UC Berkeley announces new financial aid plan for middle-income families

Chancellor Robert Birgeneau, along with other members of the UC Berkeley administration, held a press conference to announce a new financial aid plan targetted at middle class families.
Kevin Foote/Senior Staff
Chancellor Robert Birgeneau, along with other members of the UC Berkeley administration, held a press conference to announce a new financial aid plan targetted at middle class families.

UC Berkeley officials announced a new financial aid plan Wednesday for middle-income families that caps parent contribution toward undergraduate student education at no more than 15 percent of family income.

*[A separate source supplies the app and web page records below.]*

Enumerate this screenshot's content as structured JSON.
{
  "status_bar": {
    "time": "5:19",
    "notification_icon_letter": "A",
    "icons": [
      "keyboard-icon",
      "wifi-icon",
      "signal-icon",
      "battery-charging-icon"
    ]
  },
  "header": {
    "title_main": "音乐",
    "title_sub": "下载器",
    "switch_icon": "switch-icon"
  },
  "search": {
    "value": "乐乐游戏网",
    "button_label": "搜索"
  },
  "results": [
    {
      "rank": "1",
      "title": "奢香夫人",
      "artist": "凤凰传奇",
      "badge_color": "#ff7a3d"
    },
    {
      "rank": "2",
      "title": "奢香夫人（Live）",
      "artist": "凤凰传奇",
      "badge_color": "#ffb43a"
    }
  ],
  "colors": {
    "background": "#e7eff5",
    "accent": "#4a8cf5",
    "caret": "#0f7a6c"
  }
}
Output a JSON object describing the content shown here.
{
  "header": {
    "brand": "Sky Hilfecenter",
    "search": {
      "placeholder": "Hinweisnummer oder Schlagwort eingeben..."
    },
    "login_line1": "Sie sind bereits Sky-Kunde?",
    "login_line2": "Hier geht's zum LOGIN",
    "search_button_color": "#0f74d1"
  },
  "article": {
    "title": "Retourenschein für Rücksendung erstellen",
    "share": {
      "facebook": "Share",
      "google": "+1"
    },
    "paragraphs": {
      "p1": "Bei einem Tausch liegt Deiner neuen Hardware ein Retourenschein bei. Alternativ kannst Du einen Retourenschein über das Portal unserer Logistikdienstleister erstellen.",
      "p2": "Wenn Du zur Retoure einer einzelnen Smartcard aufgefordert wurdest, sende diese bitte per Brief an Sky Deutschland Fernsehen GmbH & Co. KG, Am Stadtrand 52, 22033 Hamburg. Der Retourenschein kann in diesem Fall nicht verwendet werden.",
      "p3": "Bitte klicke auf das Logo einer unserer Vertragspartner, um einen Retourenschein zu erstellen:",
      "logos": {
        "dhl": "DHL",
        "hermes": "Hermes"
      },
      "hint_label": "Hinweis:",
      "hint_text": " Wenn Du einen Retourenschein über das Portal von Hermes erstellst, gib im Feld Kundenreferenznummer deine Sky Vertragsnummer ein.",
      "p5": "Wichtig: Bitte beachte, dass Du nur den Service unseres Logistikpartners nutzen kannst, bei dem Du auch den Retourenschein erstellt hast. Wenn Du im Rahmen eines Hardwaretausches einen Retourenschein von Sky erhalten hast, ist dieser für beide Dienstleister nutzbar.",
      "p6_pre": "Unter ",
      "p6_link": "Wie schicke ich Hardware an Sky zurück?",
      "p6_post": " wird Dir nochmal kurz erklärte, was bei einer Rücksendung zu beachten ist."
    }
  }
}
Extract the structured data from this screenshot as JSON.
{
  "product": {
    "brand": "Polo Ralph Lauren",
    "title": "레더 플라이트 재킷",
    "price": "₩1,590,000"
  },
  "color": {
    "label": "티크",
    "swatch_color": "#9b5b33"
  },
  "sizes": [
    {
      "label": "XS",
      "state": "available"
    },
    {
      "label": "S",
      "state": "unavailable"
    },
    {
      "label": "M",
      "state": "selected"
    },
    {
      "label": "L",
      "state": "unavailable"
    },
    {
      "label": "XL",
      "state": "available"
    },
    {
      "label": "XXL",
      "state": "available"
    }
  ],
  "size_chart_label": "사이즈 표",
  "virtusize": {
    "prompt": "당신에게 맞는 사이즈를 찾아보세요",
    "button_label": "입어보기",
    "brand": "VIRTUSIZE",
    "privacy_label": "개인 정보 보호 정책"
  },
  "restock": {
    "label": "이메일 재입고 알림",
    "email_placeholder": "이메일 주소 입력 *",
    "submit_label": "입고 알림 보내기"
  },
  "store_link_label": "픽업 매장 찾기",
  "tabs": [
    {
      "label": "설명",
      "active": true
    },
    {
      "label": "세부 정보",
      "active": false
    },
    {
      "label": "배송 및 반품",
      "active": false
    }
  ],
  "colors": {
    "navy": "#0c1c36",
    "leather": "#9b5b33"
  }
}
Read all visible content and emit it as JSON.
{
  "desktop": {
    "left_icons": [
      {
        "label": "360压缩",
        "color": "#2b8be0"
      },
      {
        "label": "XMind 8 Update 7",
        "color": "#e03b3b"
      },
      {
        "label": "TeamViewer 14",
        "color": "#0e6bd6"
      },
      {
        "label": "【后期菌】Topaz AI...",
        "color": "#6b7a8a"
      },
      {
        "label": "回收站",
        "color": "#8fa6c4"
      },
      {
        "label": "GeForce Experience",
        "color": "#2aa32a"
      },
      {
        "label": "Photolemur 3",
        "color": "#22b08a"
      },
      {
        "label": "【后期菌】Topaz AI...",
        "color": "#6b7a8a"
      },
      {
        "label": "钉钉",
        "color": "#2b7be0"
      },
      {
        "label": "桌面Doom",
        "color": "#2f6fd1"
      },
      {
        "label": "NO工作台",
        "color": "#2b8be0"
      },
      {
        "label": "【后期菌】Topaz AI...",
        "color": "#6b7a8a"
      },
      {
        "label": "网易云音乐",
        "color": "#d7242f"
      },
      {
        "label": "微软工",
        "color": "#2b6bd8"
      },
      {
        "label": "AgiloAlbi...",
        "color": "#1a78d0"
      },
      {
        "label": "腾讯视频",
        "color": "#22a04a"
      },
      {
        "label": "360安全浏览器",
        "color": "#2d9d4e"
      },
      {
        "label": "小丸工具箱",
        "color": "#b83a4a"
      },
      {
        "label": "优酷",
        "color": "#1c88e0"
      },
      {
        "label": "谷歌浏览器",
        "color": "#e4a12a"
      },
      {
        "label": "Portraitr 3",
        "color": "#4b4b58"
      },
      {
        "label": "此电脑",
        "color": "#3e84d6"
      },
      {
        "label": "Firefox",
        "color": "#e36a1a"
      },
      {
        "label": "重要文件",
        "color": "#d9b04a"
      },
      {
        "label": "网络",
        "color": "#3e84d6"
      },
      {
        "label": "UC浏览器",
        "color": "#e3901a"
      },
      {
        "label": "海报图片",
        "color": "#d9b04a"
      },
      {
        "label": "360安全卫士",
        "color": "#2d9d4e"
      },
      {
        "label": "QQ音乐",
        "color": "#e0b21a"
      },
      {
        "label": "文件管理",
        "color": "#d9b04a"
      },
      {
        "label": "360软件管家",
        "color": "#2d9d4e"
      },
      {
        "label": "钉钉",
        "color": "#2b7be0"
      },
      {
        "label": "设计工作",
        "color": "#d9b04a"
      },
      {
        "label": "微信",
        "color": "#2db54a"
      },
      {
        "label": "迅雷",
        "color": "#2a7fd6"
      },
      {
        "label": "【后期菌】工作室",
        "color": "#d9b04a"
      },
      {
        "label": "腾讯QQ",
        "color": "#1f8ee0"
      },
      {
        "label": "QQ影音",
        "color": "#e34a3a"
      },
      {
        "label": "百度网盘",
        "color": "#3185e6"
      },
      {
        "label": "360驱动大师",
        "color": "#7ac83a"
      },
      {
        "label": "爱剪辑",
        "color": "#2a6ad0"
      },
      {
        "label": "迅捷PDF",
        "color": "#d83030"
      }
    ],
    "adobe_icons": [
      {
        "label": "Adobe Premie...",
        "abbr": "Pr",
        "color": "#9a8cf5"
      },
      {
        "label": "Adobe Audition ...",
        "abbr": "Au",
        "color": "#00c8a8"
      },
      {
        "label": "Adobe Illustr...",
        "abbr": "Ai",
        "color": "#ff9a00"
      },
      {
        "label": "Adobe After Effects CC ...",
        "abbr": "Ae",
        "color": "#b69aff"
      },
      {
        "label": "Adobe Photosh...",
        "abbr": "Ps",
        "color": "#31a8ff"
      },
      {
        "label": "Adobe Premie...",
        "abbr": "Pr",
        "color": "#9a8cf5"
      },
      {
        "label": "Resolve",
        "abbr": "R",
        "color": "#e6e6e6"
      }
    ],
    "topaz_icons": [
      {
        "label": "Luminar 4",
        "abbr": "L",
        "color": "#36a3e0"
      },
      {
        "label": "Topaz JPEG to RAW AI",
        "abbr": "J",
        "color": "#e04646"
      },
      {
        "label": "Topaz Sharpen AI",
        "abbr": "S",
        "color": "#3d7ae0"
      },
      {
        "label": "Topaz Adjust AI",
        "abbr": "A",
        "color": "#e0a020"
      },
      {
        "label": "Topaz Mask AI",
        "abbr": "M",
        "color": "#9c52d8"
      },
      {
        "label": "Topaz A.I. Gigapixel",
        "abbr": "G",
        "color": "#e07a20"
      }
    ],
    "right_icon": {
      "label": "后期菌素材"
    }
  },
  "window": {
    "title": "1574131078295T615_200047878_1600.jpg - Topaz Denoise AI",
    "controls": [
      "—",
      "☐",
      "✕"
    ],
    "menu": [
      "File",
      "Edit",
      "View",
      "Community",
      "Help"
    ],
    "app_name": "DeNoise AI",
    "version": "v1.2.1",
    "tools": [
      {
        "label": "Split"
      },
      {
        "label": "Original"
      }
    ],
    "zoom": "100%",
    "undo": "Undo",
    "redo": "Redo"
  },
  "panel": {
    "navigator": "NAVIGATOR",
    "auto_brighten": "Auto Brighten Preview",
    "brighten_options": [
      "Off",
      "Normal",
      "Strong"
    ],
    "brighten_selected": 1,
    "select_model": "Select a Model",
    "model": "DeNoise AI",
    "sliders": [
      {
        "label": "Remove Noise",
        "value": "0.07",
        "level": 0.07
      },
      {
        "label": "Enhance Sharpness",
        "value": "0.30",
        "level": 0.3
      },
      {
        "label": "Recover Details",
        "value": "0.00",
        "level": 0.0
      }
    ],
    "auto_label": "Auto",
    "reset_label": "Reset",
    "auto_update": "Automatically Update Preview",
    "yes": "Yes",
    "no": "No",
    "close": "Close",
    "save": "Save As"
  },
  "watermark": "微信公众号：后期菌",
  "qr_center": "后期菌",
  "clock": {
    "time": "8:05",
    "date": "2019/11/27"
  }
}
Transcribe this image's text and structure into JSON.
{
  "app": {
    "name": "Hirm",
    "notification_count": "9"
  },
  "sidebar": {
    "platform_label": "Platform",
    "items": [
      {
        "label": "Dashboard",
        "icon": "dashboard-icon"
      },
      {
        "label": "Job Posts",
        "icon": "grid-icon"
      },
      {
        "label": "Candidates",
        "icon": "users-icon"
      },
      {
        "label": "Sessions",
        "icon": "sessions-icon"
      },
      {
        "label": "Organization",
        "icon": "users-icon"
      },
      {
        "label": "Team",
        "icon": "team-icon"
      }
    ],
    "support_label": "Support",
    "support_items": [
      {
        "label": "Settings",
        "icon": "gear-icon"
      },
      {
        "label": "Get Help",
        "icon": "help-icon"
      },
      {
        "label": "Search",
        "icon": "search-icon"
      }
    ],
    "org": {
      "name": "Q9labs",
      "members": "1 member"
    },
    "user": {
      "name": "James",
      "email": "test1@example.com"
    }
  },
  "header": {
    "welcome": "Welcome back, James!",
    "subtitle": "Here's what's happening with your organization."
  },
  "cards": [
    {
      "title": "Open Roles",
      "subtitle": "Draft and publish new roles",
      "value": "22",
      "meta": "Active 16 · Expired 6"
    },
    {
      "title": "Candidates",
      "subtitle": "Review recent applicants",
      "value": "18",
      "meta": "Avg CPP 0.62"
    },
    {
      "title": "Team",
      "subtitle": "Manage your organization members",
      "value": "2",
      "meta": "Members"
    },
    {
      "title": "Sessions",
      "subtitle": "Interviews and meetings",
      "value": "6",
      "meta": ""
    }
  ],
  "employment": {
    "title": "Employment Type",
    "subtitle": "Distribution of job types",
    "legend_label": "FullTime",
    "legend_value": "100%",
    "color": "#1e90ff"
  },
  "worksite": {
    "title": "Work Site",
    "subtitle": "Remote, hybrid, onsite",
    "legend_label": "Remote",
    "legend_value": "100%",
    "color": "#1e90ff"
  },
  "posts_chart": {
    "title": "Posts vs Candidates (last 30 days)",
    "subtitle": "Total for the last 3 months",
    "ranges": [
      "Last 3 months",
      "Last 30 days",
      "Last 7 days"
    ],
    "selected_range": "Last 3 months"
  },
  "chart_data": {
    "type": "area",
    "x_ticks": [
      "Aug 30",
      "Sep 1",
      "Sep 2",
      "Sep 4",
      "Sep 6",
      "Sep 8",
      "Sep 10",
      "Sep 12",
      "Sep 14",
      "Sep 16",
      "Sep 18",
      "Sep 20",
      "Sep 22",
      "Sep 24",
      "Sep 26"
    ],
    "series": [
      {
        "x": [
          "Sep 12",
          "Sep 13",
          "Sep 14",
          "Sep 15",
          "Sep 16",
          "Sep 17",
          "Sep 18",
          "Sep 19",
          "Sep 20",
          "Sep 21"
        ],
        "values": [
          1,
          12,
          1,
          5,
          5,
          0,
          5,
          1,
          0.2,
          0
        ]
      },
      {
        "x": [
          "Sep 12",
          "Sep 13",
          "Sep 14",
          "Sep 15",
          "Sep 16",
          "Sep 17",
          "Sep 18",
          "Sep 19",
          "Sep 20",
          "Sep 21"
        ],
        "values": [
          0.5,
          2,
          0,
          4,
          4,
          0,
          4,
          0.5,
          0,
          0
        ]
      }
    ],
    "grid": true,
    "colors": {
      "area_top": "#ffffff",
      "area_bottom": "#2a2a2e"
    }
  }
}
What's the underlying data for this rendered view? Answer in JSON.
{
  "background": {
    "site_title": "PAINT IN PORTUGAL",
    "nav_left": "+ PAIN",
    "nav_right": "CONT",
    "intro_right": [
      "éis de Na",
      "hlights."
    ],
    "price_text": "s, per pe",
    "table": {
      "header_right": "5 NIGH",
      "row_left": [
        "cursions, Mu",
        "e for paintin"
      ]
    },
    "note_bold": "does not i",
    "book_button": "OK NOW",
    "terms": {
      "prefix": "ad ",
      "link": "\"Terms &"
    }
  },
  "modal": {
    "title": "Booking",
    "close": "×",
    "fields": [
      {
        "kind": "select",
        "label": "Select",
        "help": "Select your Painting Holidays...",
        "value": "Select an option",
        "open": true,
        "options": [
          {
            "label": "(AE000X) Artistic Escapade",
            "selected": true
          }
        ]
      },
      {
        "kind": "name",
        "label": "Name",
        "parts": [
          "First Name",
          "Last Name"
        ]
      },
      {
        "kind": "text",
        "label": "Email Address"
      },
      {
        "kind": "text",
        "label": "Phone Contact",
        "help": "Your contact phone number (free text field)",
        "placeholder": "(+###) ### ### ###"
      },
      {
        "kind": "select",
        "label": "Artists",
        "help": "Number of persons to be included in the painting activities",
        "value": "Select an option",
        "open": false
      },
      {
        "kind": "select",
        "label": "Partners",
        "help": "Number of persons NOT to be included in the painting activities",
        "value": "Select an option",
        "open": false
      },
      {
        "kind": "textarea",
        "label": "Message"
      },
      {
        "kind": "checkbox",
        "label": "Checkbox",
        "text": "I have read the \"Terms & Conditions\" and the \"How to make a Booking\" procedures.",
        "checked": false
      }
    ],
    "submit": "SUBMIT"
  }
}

Starting next academic year, students whose families’ gross income ranges from $80,000 to $140,000 annually and have assets of less than $200,000 — excluding the value of a home and retirement savings — will qualify for the initiative called Berkeley Middle Class Access Plan. This plan makes UC Berkeley the first public university in the nation to have comprehensive financial aid to this category of middle-class families, campus officials said at a press conference in Haas Pavilion.

This announcement comes a day after Gov. Jerry Brown slashed the University of California’s budget by $100 million, bringing the total budget reductions for the system to $750 million for the current fiscal year.

By guaranteeing aid to students who fall within the middle-income range, the plan will substantially increase the number of students in this income band who will receive financial aid, according to campus Vice Chancellor Frank Yeary. Yeary said that while the percentage of students whose family incomes fall above or below the $80,000 to $140,000 range has increased recently, the percentage of students from middle-income families has decreased.

About 6,000 undergraduates come from families with income in this range, according to Anne De Luca, acting associate vice chancellor of admissions and enrollment.

The new plan only affects the parent contribution, leaving the student self-help cost unchanged, De Luca said.  The student self-help cost is constant for all students regardless of family income level and averaged at $8,900 over the last four years but cost $8,000 this year, said Chancellor Robert Birgeneau.

The plan will cost $10 million to $12 million over the 2012-2013 academic year. The campus will cover the cost through increased philanthropy, by redirecting financial aid resources and through revenue from the increased number of students paying non-resident tuition.

Although this plan is meant to help in-state students, De Luca said non-resident students whose family incomes fall within the middle-income range will receive aid to cover the in-state tuition portion. Non-resident students will still have to pay the tuition supplement.

The plan serves as a campus extension of the university’s Blue and Gold Opportunity Plan, which guarantees to cover the cost of tuition to any in-state student whose family income is under $80,000, according to Birgeneau.

In order for students to qualify for the new plan, students must complete the Free Application for Federal Student Aid by March 1 to receive priority consideration.